_Required work_:
Look through the lines below; wherever the word "Espécie" appears, copy that line.

_The records_:

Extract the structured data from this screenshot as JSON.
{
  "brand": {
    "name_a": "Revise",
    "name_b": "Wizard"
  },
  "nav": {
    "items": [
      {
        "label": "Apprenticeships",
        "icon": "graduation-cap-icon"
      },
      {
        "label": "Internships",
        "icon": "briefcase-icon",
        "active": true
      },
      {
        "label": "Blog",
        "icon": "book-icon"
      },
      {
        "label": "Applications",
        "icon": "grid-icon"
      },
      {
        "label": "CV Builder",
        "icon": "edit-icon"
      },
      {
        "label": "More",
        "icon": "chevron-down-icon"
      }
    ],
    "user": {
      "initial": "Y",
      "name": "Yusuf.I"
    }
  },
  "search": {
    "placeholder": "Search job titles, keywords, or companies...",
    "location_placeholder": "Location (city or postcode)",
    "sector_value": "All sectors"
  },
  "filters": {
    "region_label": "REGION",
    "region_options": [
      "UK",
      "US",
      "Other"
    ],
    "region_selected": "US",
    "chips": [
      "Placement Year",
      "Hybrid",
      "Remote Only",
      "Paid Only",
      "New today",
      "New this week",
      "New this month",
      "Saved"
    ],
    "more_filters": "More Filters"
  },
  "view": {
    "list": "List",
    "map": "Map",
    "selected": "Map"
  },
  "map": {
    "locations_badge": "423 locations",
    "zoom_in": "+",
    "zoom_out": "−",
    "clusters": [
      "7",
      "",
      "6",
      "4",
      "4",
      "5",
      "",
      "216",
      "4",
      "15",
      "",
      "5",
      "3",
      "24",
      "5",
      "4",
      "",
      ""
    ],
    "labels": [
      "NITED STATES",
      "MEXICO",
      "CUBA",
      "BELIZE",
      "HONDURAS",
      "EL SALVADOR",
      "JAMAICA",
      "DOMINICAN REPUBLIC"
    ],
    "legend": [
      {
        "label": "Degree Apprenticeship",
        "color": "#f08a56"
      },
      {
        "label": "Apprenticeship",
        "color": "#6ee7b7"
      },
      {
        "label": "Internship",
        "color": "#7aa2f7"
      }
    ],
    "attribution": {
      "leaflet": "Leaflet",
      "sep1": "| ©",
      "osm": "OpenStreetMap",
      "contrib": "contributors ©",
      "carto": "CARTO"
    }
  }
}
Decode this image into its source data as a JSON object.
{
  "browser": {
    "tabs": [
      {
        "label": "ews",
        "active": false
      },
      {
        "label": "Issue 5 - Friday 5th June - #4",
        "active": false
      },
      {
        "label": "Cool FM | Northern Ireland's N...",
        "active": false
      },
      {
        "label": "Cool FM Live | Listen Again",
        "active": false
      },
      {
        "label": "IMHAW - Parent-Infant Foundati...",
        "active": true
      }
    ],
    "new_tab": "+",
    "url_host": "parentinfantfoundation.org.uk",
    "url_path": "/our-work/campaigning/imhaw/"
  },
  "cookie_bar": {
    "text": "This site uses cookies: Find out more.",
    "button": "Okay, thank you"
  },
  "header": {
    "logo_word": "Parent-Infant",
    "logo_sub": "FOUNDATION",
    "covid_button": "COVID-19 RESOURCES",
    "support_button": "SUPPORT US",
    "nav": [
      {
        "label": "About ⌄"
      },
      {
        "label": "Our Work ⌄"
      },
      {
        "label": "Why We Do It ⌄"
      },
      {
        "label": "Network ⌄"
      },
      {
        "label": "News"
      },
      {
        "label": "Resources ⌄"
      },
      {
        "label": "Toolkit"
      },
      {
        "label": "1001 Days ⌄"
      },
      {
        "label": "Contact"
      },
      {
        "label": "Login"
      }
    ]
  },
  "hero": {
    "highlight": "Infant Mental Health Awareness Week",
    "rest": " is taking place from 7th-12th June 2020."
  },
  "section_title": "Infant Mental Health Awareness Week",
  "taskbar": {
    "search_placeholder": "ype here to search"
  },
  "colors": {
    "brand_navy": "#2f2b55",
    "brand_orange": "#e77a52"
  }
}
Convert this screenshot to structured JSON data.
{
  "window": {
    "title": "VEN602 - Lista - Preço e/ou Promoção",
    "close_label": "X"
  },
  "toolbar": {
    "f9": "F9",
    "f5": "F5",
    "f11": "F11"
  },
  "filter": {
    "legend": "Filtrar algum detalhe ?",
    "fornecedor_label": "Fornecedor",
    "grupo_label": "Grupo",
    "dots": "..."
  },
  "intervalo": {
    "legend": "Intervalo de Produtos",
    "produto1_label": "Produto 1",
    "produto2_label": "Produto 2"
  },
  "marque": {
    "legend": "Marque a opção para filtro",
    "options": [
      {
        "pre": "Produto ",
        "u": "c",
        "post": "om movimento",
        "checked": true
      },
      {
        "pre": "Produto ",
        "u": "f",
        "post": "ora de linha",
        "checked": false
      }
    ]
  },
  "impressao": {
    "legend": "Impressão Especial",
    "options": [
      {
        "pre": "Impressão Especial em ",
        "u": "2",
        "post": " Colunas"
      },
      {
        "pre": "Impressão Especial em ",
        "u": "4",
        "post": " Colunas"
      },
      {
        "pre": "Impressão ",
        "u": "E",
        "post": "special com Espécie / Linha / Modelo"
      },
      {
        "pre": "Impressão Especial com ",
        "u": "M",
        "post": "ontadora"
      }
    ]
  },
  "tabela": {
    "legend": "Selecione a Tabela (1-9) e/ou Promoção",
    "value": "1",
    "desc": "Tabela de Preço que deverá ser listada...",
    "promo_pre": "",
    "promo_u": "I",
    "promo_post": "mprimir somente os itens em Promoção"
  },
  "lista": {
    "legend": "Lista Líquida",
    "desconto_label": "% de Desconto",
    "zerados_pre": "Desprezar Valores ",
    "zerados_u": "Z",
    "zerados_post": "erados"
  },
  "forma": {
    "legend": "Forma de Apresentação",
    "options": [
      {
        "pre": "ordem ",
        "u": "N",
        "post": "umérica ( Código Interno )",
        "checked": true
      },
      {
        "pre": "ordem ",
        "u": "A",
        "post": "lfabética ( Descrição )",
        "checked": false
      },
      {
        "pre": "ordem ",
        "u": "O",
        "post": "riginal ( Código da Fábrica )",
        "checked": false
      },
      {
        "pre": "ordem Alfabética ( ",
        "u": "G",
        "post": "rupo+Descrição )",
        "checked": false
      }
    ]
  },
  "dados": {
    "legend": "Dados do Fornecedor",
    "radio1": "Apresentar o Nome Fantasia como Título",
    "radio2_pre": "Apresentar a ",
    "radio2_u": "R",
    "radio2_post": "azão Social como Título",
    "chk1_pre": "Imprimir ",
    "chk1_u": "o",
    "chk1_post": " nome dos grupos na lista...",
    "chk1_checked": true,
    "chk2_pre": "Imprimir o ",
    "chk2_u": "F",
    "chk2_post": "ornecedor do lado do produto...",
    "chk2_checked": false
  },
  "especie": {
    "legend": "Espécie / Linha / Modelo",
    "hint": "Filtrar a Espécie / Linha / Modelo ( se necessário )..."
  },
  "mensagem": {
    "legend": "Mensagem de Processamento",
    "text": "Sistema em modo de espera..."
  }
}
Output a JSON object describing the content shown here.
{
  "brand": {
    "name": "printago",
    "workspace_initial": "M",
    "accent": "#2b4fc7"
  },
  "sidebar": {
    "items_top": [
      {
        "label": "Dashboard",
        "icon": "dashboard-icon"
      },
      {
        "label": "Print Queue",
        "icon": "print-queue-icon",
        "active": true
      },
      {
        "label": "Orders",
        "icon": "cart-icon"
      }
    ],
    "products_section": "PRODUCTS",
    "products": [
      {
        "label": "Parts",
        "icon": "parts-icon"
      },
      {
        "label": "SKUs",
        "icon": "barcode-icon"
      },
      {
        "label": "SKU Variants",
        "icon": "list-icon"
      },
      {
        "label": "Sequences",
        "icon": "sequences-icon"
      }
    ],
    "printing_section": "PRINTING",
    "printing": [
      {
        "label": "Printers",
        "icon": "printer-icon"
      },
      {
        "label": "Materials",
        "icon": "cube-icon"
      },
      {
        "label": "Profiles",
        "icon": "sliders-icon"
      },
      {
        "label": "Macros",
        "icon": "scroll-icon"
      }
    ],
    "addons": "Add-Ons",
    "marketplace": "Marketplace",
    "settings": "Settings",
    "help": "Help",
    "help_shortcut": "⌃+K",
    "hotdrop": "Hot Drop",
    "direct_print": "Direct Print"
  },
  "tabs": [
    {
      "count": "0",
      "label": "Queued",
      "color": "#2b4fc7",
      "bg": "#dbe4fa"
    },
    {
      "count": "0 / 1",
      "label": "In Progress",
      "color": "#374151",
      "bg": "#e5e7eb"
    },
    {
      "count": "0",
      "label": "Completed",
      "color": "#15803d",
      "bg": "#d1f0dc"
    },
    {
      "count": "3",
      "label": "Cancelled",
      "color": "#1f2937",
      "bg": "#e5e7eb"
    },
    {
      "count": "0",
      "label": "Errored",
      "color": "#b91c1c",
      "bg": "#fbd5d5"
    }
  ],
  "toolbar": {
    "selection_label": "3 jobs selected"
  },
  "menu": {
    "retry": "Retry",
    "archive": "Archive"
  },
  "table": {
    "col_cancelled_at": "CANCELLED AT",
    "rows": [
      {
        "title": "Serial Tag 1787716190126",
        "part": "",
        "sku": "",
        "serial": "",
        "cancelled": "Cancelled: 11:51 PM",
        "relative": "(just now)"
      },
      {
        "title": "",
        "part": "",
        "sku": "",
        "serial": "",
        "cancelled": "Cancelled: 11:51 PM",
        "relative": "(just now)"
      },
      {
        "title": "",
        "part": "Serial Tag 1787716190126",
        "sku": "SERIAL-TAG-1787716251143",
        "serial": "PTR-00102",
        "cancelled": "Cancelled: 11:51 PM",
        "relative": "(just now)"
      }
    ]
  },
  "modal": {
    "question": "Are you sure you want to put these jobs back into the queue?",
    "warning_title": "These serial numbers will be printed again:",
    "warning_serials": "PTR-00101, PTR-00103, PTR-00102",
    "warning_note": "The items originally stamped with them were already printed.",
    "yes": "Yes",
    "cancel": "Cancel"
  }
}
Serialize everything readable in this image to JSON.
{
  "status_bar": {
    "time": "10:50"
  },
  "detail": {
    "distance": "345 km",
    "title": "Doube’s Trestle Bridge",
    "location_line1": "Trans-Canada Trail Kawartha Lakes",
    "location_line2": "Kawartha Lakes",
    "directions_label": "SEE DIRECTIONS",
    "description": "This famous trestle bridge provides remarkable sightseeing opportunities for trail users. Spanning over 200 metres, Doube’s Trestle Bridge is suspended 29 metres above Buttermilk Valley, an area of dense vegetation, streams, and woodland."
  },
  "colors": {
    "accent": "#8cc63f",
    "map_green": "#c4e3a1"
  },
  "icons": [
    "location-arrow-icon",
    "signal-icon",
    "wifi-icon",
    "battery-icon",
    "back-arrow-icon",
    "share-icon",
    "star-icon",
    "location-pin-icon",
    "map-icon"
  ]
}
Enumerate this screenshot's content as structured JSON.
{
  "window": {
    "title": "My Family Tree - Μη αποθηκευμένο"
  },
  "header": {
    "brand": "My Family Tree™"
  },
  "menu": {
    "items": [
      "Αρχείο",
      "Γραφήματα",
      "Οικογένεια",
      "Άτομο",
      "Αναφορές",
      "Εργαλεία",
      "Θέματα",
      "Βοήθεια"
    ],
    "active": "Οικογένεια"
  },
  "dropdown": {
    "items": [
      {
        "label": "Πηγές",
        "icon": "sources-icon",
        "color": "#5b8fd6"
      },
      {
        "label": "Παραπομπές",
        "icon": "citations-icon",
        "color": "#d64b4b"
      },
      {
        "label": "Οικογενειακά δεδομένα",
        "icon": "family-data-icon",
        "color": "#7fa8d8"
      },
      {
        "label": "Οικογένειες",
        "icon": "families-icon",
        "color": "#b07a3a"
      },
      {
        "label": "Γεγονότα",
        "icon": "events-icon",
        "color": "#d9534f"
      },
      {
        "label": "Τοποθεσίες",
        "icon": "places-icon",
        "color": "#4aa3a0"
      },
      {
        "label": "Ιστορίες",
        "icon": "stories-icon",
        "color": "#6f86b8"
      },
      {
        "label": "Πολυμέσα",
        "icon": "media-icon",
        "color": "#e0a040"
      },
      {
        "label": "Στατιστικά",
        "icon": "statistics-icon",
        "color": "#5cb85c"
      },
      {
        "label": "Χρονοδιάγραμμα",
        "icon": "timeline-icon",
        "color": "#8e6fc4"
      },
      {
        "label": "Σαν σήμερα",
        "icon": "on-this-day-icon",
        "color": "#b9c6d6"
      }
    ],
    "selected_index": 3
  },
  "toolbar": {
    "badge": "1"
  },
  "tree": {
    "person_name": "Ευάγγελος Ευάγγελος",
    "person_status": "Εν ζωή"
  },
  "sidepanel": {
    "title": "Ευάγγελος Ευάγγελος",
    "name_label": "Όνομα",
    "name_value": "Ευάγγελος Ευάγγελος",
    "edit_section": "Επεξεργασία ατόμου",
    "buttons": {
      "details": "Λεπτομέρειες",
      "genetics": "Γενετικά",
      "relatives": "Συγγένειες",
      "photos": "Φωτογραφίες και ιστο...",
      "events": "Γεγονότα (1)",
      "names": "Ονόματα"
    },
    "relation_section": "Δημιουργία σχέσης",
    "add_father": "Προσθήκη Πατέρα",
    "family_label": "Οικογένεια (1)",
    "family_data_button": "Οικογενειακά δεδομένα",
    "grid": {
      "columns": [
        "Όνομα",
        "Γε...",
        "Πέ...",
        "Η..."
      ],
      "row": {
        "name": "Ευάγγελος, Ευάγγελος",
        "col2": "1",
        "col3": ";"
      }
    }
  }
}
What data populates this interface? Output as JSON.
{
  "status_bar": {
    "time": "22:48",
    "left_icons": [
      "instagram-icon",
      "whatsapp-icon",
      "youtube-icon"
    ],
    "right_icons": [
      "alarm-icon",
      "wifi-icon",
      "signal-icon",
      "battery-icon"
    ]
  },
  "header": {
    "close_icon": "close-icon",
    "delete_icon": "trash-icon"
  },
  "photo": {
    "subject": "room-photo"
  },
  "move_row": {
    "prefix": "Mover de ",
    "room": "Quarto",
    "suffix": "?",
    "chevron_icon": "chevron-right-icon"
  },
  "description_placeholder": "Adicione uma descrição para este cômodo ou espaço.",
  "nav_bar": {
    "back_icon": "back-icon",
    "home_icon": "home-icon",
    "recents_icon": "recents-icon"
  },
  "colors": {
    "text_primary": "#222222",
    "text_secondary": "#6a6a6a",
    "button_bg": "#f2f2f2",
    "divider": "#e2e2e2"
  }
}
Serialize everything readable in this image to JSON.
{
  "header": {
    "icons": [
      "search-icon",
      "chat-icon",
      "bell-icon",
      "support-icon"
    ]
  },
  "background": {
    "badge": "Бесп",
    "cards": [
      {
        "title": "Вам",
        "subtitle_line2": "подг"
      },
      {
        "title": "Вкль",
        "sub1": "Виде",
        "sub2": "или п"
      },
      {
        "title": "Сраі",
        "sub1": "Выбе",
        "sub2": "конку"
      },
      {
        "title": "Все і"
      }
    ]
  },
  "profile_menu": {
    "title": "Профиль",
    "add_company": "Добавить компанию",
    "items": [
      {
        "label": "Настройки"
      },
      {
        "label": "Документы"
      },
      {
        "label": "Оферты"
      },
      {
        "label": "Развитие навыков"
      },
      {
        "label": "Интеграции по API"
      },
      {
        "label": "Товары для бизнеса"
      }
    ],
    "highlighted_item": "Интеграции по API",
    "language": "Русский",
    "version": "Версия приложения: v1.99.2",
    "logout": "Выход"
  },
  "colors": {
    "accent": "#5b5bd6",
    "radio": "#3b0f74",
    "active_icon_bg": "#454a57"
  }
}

_Solution to the problem_:
        "post": "special com Espécie / Linha / Modelo"
    "legend": "Espécie / Linha / Modelo",
    "hint": "Filtrar a Espécie / Linha / Modelo ( se necessário )..."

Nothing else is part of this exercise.